A federal trial judge in Maryland on Tuesday acquitted a former GlaxoSmithKline PLC lawyer accused of lying during an investigation of Glaxo marketing practices, dealing a blow to the government’s effort to target individuals in probes of the pharmaceutical industry.
U.S. District Court Judge Roger Titus took the rare move of acquitting former Glaxo lawyer Lauren Stevens without sending the case to the jury. Judge Titus called his summary move to acquit Ms. Stevens a first in his seven and a half years on the federal bench. He said that the Massachusetts magistrate judge that ordered privileged documents produced in the first place was wrong, and there was no evidence of crime or fraud sufficient to void the attorney/client privilege. Transcript at 3-4.
The judge ripped the government a new one in granting the motion for acquittal. Here’s a little taste:
There is an enormous potential for abuse in allowing prosecution of an attorney for the giving of legal advice. I conclude that the defendant in this case should never have been prosecuted and she should be permitted to resume her career.
The institutional problem that causes me a great concern is that while lawyers should not get a free pass, the Court should be vigilant to permit the practice of law to be carried on, to be engaged in, and to allow lawyers to do their job of zealously representing the interests of their client. Anything that interferes with that is something that the court system should not countenance.
For those reasons, I am going to grant the Defense’s motion for judgment of acquittal, and that will bring this case to an end.

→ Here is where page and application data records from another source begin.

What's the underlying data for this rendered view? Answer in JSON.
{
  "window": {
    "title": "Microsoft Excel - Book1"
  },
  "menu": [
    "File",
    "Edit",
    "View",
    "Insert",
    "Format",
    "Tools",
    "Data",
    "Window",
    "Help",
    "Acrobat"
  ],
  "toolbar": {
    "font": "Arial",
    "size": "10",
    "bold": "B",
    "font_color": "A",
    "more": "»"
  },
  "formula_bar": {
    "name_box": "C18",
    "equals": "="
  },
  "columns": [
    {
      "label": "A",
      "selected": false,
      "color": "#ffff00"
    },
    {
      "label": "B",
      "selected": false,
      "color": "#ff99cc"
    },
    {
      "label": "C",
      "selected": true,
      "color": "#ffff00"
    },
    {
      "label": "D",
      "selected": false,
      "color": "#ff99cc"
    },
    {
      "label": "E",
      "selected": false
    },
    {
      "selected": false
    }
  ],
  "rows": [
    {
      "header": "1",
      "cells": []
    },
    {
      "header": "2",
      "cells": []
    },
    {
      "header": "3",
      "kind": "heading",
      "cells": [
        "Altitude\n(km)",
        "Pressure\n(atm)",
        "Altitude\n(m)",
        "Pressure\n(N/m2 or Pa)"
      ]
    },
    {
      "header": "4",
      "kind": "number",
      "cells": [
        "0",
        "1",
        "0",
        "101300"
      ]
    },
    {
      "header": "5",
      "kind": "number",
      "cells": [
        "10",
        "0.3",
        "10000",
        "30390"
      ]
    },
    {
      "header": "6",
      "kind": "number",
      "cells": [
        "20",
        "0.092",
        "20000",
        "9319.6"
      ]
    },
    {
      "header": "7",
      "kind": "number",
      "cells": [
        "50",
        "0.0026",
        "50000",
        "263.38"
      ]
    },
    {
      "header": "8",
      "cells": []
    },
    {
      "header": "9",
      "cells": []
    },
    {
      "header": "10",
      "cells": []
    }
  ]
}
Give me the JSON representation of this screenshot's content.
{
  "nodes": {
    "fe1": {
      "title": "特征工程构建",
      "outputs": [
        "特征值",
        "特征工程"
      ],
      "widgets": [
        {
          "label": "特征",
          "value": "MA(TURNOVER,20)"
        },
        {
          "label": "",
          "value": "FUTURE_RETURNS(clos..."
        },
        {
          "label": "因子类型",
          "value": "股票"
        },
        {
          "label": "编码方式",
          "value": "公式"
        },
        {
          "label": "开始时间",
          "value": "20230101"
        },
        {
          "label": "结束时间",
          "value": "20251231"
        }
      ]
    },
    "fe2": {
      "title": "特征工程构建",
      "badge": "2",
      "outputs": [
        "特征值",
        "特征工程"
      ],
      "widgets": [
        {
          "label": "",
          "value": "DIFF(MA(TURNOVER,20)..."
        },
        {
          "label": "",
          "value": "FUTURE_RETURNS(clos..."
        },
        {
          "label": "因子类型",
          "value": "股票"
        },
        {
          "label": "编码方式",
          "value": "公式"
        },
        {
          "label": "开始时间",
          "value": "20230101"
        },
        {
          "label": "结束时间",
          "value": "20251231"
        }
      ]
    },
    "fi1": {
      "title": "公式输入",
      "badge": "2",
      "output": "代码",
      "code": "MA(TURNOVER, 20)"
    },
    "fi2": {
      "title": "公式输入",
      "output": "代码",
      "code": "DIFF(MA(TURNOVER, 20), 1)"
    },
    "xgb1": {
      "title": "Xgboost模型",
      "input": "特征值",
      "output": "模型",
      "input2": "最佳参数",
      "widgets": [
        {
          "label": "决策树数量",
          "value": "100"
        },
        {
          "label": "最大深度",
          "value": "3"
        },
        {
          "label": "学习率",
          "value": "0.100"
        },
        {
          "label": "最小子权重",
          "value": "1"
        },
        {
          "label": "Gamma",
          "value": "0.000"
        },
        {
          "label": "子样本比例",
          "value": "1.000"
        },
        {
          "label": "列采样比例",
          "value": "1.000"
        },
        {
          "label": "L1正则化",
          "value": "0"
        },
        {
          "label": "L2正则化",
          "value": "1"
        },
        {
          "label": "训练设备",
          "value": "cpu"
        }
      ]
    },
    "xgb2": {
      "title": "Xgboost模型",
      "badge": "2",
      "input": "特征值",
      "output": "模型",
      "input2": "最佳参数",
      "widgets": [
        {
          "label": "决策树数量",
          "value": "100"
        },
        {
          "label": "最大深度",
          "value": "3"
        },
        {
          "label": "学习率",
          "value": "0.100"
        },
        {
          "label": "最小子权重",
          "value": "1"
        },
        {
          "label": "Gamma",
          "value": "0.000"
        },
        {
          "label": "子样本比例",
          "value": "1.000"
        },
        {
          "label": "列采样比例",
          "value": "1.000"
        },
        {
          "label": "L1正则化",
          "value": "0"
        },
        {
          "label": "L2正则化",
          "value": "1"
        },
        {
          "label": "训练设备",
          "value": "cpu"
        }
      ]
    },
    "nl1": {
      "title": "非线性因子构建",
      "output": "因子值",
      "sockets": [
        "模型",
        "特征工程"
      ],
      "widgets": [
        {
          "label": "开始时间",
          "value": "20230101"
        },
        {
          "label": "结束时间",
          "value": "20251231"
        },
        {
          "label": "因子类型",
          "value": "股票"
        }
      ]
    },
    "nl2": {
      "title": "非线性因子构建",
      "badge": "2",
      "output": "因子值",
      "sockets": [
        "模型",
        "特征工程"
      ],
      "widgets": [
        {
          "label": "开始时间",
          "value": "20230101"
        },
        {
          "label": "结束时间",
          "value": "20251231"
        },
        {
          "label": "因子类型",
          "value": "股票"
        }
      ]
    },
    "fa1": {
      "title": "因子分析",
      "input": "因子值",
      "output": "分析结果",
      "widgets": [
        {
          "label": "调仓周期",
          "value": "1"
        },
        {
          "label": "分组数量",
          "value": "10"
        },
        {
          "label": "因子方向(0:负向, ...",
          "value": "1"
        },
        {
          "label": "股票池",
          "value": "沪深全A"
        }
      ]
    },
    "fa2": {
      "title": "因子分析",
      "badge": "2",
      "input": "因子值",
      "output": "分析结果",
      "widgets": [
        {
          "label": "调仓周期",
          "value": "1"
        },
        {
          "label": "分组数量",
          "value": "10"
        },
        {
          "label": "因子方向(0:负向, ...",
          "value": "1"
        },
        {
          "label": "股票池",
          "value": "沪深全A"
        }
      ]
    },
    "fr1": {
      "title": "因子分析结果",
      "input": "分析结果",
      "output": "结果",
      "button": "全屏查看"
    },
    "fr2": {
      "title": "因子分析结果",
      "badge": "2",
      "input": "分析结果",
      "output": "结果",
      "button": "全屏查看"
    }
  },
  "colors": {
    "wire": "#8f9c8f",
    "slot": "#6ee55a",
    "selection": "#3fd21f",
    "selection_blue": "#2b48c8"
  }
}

Transcript at 9-10. This is a victory for all lawyers who practice administrative law. Maybe the FDA and DoJ will go back to doing what they should be doing – which is protecting the safety of the public, without going haring after lawyers simply for doing their jobs.